Two women on a narrowboat chugging down the canals of England doesn’t sound very adventurous. But you’ll see why it’s much more thrilling than you might have thought.
This article is a departure from my articles about real Amazing Women. It’s about three women in a work of fiction, The Narrowboat Summer by Anne Youngson.
Three amazing women populate this book. Eve is an executive, never married, who is summarily made redundant (laid off, in American English). Sally has left her uninteresting husband and grownup children to find a new life for herself. Both are, I think, in their mid-50s. And Anastasia is older (70s?) facing cancer treatments, who needs someone to mind her narrowboat, The Number One, for the summer.
After a bit of negotiation, Anastasia moves into Eve’s home, then she schools Eve and Sally on how to operate a narrowboat, including the tricky locks up and down the canal system of the western part of England.
Narrowboats in England
Narrowboats are a kind of canal boat used in the United Kingdom (Britain, Scotland, Wales). The canal and lock system in the UK started as a way to transport goods during the Industrial Revolution, but trucks, trains, and planes can get the goods around faster. Since the 1970s they have been used as full-time and part-time homes or rentals.
Yes, you can get an Airbnb narrowboat! The ad I saw said the boat had a double bed and sofa bed, a kitchen, bath with shower, a “pump out” toilet, with both a log stove and central heating. As Eve and Sally found, it’s probably not a good idea to run your electric appliances, mobile devices, and electric toothbrushes on the boat, because the power supply is batteries and they can run down pretty quickly.
There’s only so much space on a narrowboat. The maximum size is 7 feet wide and 72 feet long, which means there’s not a lot of room for what you and I might think we need on holiday. Anastasia vetoed a lot of the the unnecessaries Sally and Eve wanted to bring, like books, clothing, kitchen utensils, anything that could fly about or cause damage in turbulent water.
Life on a Narrowboat – Lots of Work!
As with life in general, there are times when you can just glide along with little to do but steer, keep to the middle and away from other boats, and enjoy the scenery. But then there are the locks, a major physical challenge. And what about fires? Falling overboard?
After reading about Eve and Sally’s difficult experiences working on The Number One, I was impressed with their ability to learn something new and become stronger physically. I watched this video guide from the Canal and River Trust, and I was even more impressed. (Yes, I know this is a work of fiction, but I identified strongly with Eve and Sally.)
The Story of The Narrowboat Summer
Eve and Sally set off, wondering if they can survive the summer both physically and emotionally. They never met before their meeting on a towpath, so they must maneuver gently to see if they will be compatible. They also meet others on their trip, including Tompette and Billy, young people who seem to be living a “hippie” style of life, complete with music and drugs. They also meet others along the way, including and a vaguely mysterious man with some connection to Anastasia. And they find themselves helping Anastasia as she goes through her chemotherapy sessions.

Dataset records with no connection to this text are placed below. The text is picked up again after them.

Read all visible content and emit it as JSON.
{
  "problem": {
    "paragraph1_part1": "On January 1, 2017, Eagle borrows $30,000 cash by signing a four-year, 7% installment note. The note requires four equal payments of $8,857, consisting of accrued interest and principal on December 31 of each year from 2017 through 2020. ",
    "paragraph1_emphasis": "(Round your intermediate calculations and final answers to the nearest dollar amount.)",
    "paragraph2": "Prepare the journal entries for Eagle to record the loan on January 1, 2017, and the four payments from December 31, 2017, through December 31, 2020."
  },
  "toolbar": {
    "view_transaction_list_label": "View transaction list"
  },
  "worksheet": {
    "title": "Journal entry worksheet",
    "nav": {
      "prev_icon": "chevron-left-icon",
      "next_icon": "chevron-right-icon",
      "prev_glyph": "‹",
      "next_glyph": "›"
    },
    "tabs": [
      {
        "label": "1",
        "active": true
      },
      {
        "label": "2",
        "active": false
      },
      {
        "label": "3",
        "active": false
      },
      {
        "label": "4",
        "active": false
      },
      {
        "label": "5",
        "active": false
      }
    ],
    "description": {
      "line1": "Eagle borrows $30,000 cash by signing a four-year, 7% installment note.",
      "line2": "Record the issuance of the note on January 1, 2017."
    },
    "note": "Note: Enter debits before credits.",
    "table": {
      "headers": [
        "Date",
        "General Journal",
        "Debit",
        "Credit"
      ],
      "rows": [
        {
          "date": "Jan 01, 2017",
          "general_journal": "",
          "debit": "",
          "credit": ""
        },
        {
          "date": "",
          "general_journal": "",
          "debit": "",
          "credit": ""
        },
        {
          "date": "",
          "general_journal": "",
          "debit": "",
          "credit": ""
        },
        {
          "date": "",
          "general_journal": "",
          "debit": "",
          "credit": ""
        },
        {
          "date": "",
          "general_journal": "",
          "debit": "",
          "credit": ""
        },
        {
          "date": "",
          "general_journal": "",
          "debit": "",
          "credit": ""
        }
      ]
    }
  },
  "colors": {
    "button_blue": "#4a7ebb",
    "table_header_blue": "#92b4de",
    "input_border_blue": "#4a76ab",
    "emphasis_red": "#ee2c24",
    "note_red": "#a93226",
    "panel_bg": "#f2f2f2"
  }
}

And all the time they are learning the ropes (literally), dangers, and beauties of the narrowboat and the world on the shore.
“The joy of moving all the time, so slowly and without physical effort – leaving aside the locks – is that there is endless time for the mind to wander.”
As Sally said, “…any stretch of countryside with a canal running through it was transformed into a frame of tranquility.”
They were both trying to figure out what they would do in the next phase of their lives in this “gap year.” They read a book called Mr. Luckton’s Freedom, about a man who escapes his life for many years and finally comes back. His story becomes a metaphor for their journey, and their experiences during this summer helped them make the next step in their lives at the end of the summer.
“It was good to leave, but there is pleasure in going back.”
But can you really go back? Every experience, every interaction with others changes you in some way, and you become a different person at the end of the experience.
I thoroughly enjoyed the book and would recommend it to anyone who may have a turning point decision in life and considering whether to “feel the fear and do it anyway,” stretching the limits of the possible. I usually skim through fiction to get the plot basics, but I found myself engrossed in the details of their experience, slowing down to smile at the mild humor and linger over the language and the visual images.
More Information About Narrowboat Life
This article from the Inland Waterways Association has some pros and cons of narrowboat life. You may also find a guide to narrowboat living on Amazon. Of course, if you want to take a narrowboat holiday, check out Airbnb or one of the hiring agencies. I Googled “narrowboat holiday rentals uk” and found several. Of course, if you are really daring, try a self-drive narrowboat vacation.
In the meantime, I think you’ll find The Narrowboat Summer enjoyable and thought-provoking. (Note: You may also find it under the title Three Women and a Boat.)